Michael Trujillo will be at the UNM Bookstore on Thursday, Sept. 30 at 2 p.m. to discuss and sign copies of "Land of Disenchantment: Latina/o Identities and Transformations in Northern New Mexico" (UNM Press). Trujillo, an assistant professor in American Studies and Chicano/Hispano/Mexicano Studies, said the title was recently selected third by the Santa Fe Reporter's Best of Locally Authored Books. This event is free and open to the public.

The book has been touted for both for its scholarly depth and its honesty. Genaro Padilla, associate professor of English at the University of California, Berkeley, said, "As an ethnographic study of the Española Valley it offers a searing account of the negative realities that trouble Nuevomexicanos: poverty, drugs, violence. And, yet, Trujillo probes into these social and material difficulties with a spirit that suggests how creativity, identity, and will to survive emerge from tragedy to produce a positive aesthetics of joking, storytelling, weaving, and cultural ritual that keeps people alive to their long history and to their dreams."

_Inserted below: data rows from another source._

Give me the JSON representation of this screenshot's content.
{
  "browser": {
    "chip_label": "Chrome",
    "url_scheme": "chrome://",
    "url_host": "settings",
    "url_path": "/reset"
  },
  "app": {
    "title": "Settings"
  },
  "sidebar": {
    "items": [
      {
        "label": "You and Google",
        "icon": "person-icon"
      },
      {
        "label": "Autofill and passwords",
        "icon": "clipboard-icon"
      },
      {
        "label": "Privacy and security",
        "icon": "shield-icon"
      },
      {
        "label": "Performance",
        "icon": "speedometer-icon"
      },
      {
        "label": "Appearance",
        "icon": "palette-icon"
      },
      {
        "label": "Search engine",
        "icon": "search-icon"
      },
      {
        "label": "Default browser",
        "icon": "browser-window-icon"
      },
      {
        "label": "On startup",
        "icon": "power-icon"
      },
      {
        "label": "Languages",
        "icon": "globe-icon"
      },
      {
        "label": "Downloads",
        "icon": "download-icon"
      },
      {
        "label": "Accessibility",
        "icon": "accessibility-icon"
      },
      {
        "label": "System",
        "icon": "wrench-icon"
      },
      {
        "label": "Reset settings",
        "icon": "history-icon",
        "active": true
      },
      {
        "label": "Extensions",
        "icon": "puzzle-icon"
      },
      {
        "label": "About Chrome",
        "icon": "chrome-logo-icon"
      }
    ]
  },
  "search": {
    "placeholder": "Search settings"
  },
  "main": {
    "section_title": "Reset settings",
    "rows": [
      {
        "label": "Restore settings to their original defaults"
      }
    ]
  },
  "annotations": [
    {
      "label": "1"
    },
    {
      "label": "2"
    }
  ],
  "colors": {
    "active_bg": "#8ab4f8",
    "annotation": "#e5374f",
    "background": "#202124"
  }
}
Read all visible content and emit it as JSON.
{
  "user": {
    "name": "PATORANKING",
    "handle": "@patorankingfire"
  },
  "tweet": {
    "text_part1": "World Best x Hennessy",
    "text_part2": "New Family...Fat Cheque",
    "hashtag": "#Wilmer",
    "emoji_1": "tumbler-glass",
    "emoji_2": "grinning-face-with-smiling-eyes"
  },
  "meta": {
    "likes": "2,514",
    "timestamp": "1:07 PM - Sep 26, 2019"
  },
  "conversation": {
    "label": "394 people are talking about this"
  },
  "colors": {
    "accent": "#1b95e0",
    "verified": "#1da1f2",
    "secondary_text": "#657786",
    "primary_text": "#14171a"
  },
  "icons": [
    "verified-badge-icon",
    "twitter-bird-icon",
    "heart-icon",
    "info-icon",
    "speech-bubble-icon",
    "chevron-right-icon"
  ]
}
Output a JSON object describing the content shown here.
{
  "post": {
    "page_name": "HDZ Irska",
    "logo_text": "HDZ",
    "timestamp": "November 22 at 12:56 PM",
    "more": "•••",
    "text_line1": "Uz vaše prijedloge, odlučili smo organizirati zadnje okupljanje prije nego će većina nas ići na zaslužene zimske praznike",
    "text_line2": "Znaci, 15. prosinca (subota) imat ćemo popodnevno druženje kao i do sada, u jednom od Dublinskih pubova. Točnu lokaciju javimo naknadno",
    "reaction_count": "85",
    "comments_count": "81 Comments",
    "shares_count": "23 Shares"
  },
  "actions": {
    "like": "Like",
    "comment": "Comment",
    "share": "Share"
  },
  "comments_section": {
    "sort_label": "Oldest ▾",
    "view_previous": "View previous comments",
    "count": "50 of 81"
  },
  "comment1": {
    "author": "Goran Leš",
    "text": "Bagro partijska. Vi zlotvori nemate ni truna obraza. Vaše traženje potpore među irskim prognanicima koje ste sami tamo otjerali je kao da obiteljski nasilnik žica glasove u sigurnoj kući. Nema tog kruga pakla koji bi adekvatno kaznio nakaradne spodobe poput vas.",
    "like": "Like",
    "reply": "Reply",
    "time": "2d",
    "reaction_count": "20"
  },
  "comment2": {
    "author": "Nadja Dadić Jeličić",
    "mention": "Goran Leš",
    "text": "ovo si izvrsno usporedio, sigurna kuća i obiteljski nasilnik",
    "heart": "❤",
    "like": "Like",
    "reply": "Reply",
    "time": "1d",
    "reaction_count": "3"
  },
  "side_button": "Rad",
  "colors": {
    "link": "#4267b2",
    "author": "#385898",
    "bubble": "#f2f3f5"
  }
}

New Mexico's Española Valley lies in the northern part of the state, between the Sangre de Cristo and Jemez Mountains. Many of the valley's communities have roots in the Spanish and Mexican periods of colonization, while the Native American Pueblos of Ohkay Owingeh and Santa Clara are far older.

Trujillo's ethnography presents a vision of Española that addresses its denigration by neighbors—and some of its residents—because it represents the antithesis of the supposedly "positive" narrative of New Mexico. Contradicting the popular notion of New Mexico as the "Land of Enchantment," a fusion of race, landscape architecture, and food into a romanticized commodity, Trujillo probes beneath the surface to reveal the struggle and pain brought about by colonization and transition from a pastoral to an urban economy, as well as the limits of common ethnographic representations. Land of Disenchantment contains both Trujillo's original ethnography and his explorations of creative works by valley residents Policarpio Valencia, Jim Sagel, Teresa Archuleta and G. Benito Córdova.

Ben Chappell, assistant professor of American Studies at the University of Kansas, said, "Michael Trujillo shows exactly why the image of a ‘Land of Enchantment' does no favors for those whose lives are rendered invisible by such spells. Instead, he invites readers to draw close to the deep ambivalence that only begins to be understood when an observer is prepared to ‘tarry with the negative' and that manifests an imminent critique of the unjust circumstances of many Nuevomexicanos. Working against the limitations of ethnography, without dismissing its potential, Trujillo stretches American Studies and anthropology from within, in directions they need to move."

Media contact: Carolyn Gonzales, 277-5920; e-mail: cgonzal@unm.edu